I studied human evolution and biological anthropology at UCL. This fascinating series of courses helped me to learn how important social interaction is to our biology, and also how evolving, as we did in the dangerous savannahs of Africa, – it paid off for us to have a pretty well functioning nervous system that could quickly alert us of danger.
It wasn’t just the sight of tigers that caused fear in our evolutionary history, but it was also other people. We are such an intensely social species that feeling left out, isolated from others, shamed and humiliated – often has fatal consequences.
My second epiphany – was reading Richard Wilkinson’s “Mind the Gap: Hierarchies and Human Evolution”. Later I read everything else by him and Michael Marmot and I would urge others to do the same. What Richard articulated so well for me was the link between the psychological and the social worlds and how both could rapidly become biological i.e how feeling bad – can get inside your body. Feeling upset, hopeless, full of shame, being humiliated and anxious – for long periods of time – actually ‘corrode’ your internal organs and leads to illness and disability!
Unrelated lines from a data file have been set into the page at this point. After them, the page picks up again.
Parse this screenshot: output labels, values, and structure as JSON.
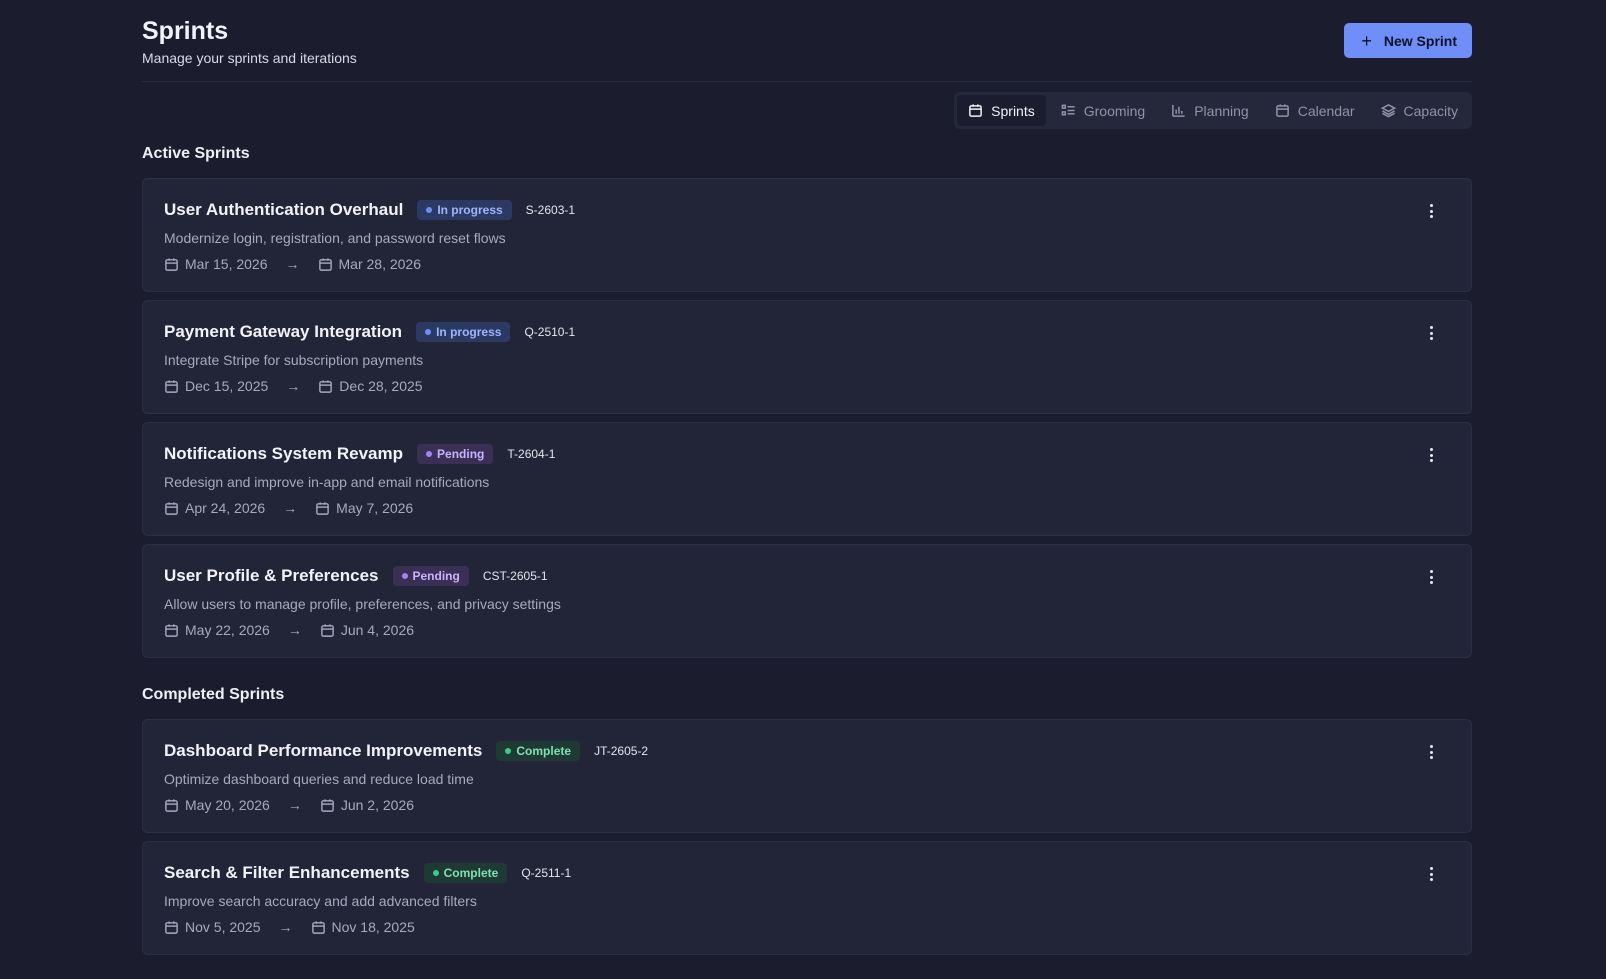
{
  "header": {
    "title": "Sprints",
    "subtitle": "Manage your sprints and iterations",
    "new_button_label": "New Sprint"
  },
  "tabs": [
    {
      "label": "Sprints",
      "icon": "calendar-icon",
      "active": true
    },
    {
      "label": "Grooming",
      "icon": "list-icon",
      "active": false
    },
    {
      "label": "Planning",
      "icon": "bar-chart-icon",
      "active": false
    },
    {
      "label": "Calendar",
      "icon": "calendar-icon",
      "active": false
    },
    {
      "label": "Capacity",
      "icon": "layers-icon",
      "active": false
    }
  ],
  "sections": {
    "active_title": "Active Sprints",
    "completed_title": "Completed Sprints"
  },
  "active_sprints": [
    {
      "title": "User Authentication Overhaul",
      "status": "In progress",
      "status_kind": "progress",
      "code": "S-2603-1",
      "description": "Modernize login, registration, and password reset flows",
      "start": "Mar 15, 2026",
      "end": "Mar 28, 2026"
    },
    {
      "title": "Payment Gateway Integration",
      "status": "In progress",
      "status_kind": "progress",
      "code": "Q-2510-1",
      "description": "Integrate Stripe for subscription payments",
      "start": "Dec 15, 2025",
      "end": "Dec 28, 2025"
    },
    {
      "title": "Notifications System Revamp",
      "status": "Pending",
      "status_kind": "pending",
      "code": "T-2604-1",
      "description": "Redesign and improve in-app and email notifications",
      "start": "Apr 24, 2026",
      "end": "May 7, 2026"
    },
    {
      "title": "User Profile & Preferences",
      "status": "Pending",
      "status_kind": "pending",
      "code": "CST-2605-1",
      "description": "Allow users to manage profile, preferences, and privacy settings",
      "start": "May 22, 2026",
      "end": "Jun 4, 2026"
    }
  ],
  "completed_sprints": [
    {
      "title": "Dashboard Performance Improvements",
      "status": "Complete",
      "status_kind": "complete",
      "code": "JT-2605-2",
      "description": "Optimize dashboard queries and reduce load time",
      "start": "May 20, 2026",
      "end": "Jun 2, 2026"
    },
    {
      "title": "Search & Filter Enhancements",
      "status": "Complete",
      "status_kind": "complete",
      "code": "Q-2511-1",
      "description": "Improve search accuracy and add advanced filters",
      "start": "Nov 5, 2025",
      "end": "Nov 18, 2025"
    }
  ],
  "date_arrow": "→",
  "colors": {
    "background": "#1b1d2e",
    "card": "#222437",
    "accent": "#6f8ef7",
    "in_progress": "#6f8ef7",
    "pending": "#a583f0",
    "complete": "#3fc98a"
  }
}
His book with Kate Pickett, “Spirit Level” is full of excellent research that backs this up.
Another of my public health heroes, Sir Harry Burns (CMO for Scotland) is often heard saying that – what seems to happen is that people, when faced with the shame, humiliation, loss of livelihood combined with living in poor, cramped conditions will often “fight, drink and kill each other”. What Richard and Michael say is that chronic and long term stress – wherever you live – can also end up killing you.
The agent of these behaviours is the hormone – cortisol. This has become known as the ‘stress hormone’. It has an important role in helping our immune and digestive systems functioning properly. Linked to our production of adrenaline, it sits with our ‘fight or flight’ system. If we have short bursts of cortisol – then that’s fine, it’s a good signal to start running away, or it can even feel quite good – like watching scary movies, or getting ready for a performance. But if you are getting slow, continuous and long term bursts of cortisol – say for many years, and more dangerously – during childhood, then this can lead to real physical changes in your biology.
It can lead to your bodies self regulation system mal-functioning, the hunger triggers can malfunction, the glucose production system can go awry. Wound healing can take longer because the body becomes less efficient at coping with inflammation. People end up doing things that that take away these bad feelings- often these things are ‘addictive’ and lead to further damage – chemicals like alcohol, tobacco and poor quality sugary food provide temporary relief. But these can also lead to people feeling even more powerless.
No wonder- as Sir Michael Marmot’s long term “Whitehall Studies” showed, the more powerful you are – the healthier ( and longer) you live. For me – this clearly shows – how emotions and the environment (and this absolutely includes the social environment) gets inside us. This is how important it is to get our ‘public mental well being’ programmes right.
I think there is an antidote. For me the evidence points to two main things, firstly – having some sense of control. This can range from mindfulness practice, CBT, building confidence, knowing who your MP is, to having some say in being able to make life better for yourself. Acting in ways that either calm the cortisol response or use up the cortisol and signal that ‘help’ is at hand will be helpful.
Secondly – living near and being close to people who can help you, who will be kind to you and perhaps – even love you. There are many communities like this, who group together and take care of each other – even in adversity. These add up to individual and social Resilience and public mental health programmes must help build both.